Even Wunderlich’s established 1851 result is questionable, Mackowiak says, because although he had a large database of patients, it is hard to know whether he measured temperature consistently or how he analyzed such a volume of information long before the invention of computers. And “the body is composed of a whole host of temperatures,” Mackowiak adds. The liver is the hottest part, and the surface of the skin is the coldest. Plus, he says, “there’s no ‘normal’ temperature; there’s a range of temperatures,” with people running hotter later in the day than they do in the morning. Women also have higher temperatures on average than men, in part because they rise with ovulation.

Credit: Nadieh Bremer; Sources: “Normal Oral, Rectal, Tympanic and Axillary Body Temperature in Adult Men and Women: A Systematic Literature Review,” by Märtha Sundlevander et al., in Scandinavian Journal of Caring Sciences, Vol. 16, No. 2; June 2002; “A Critical Appraisal of 98.6 °F, the Upper Limit of the Normal Body Temperature, and Other Legacies of Carl Reinhold August Wunderlich,” by Philip A. Mackowiak et al., in JAMA, Vol. 268, No. 12; September 23–30, 1992; “Using Smartphone Crowdsourcing to Redefine Normal and Febrile Temperatures in Adults: Results from the Feverprints Study,” by Jonathan S. Hausmann et al., in Journal of General Internal Medicine. Published online August 13, 2018

Parsonnet agrees that the Civil War data set has some limitations, such as where caregivers took the temperatures and whether they were careful or simply filled in 98.6 degrees F because that’s what they knew normal temperature was supposed to be. Those concerns were tempered, she says, by the fact that she and her team found a similar annual drop in temperature between the 1970s cohort and the current one. The effect was still present when examined by the soldiers’ and veterans’ year of birth rather than when the temperature was obtained, suggesting that the type of thermometer or the caregiver’s attitude could not explain the change. And within the data set, the researchers found the expected variation by age, weight and height, suggesting that the values were not random.

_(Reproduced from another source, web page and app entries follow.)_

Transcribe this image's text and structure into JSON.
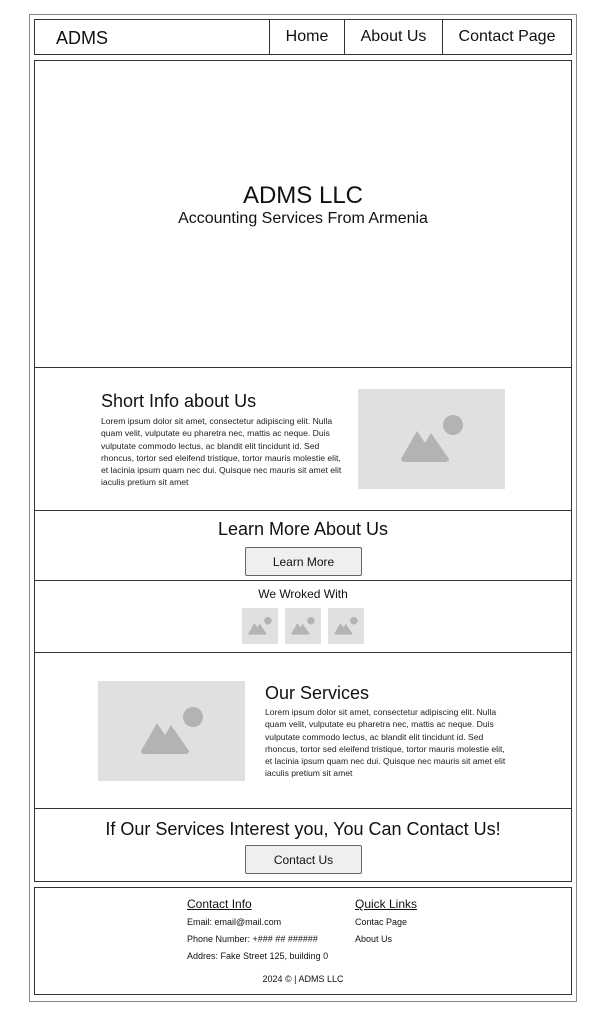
{
  "nav": {
    "brand": "ADMS",
    "items": [
      {
        "label": "Home"
      },
      {
        "label": "About Us"
      },
      {
        "label": "Contact Page"
      }
    ]
  },
  "hero": {
    "title": "ADMS LLC",
    "subtitle": "Accounting Services From Armenia"
  },
  "short_info": {
    "heading": "Short Info about Us",
    "body": "Lorem ipsum dolor sit amet, consectetur adipiscing elit. Nulla quam velit, vulputate eu pharetra nec, mattis ac neque. Duis vulputate commodo lectus, ac blandit elit tincidunt id. Sed rhoncus, tortor sed eleifend tristique, tortor mauris molestie elit, et lacinia ipsum quam nec dui. Quisque nec mauris sit amet elit iaculis pretium sit amet",
    "image_icon": "image-placeholder-icon"
  },
  "learn_more": {
    "heading": "Learn More About Us",
    "button": "Learn More"
  },
  "worked_with": {
    "heading": "We Wroked With",
    "logos": [
      "image-placeholder-icon",
      "image-placeholder-icon",
      "image-placeholder-icon"
    ]
  },
  "services": {
    "heading": "Our Services",
    "body": "Lorem ipsum dolor sit amet, consectetur adipiscing elit. Nulla quam velit, vulputate eu pharetra nec, mattis ac neque. Duis vulputate commodo lectus, ac blandit elit tincidunt id. Sed rhoncus, tortor sed eleifend tristique, tortor mauris molestie elit, et lacinia ipsum quam nec dui. Quisque nec mauris sit amet elit iaculis pretium sit amet",
    "image_icon": "image-placeholder-icon"
  },
  "contact_cta": {
    "heading": "If Our Services Interest you, You Can Contact Us!",
    "button": "Contact Us"
  },
  "footer": {
    "contact_heading": "Contact Info",
    "email": "Email: email@mail.com",
    "phone": "Phone Number: +### ## ######",
    "address": "Addres: Fake Street 125, building 0",
    "links_heading": "Quick Links",
    "link1": "Contac Page",
    "link2": "About Us",
    "copyright": "2024 © | ADMS LLC"
  },
  "colors": {
    "border": "#333333",
    "placeholder_bg": "#e0e0e0",
    "placeholder_icon": "#b3b3b3",
    "button_bg": "#efefef"
  }
}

Even with the data’s limitations, the findings are compelling, according to Frank Rühli, founding chair and director of the Institute of Evolutionary Medicine at the University of Zurich, who says he reviewed the paper for eLife but was not involved in the research. “Human body temperature data going back that far—roughly 150 years—is very interesting,” he says. “It allows us to see short-term alterations of physiological traits in humans, which is quite rare.”

All the experts agree on one thing: a fever is still a fever. Lowering the average for normal body temperature does not mean that the standard for a fever—generally considered more than 100 degrees F for adults—should be changed, Mackowiak says. “Temperature can be helpful in determining whether or not you’re ill and, based on its level, how ill you might be,” he says. For patients, a bacterial infection plus a lower than normal temperature could be an even more ominous sign than a higher than normal one, he says. Following a rise or fall in temperature can also indicate whether you are getting better or how you are responding to medication, he adds, though “how you feel is the most important thing.”

The new study probably should not change the definition of fever, Rühli says. “But the variety of what is looked at as being normal should probably be adjusted.”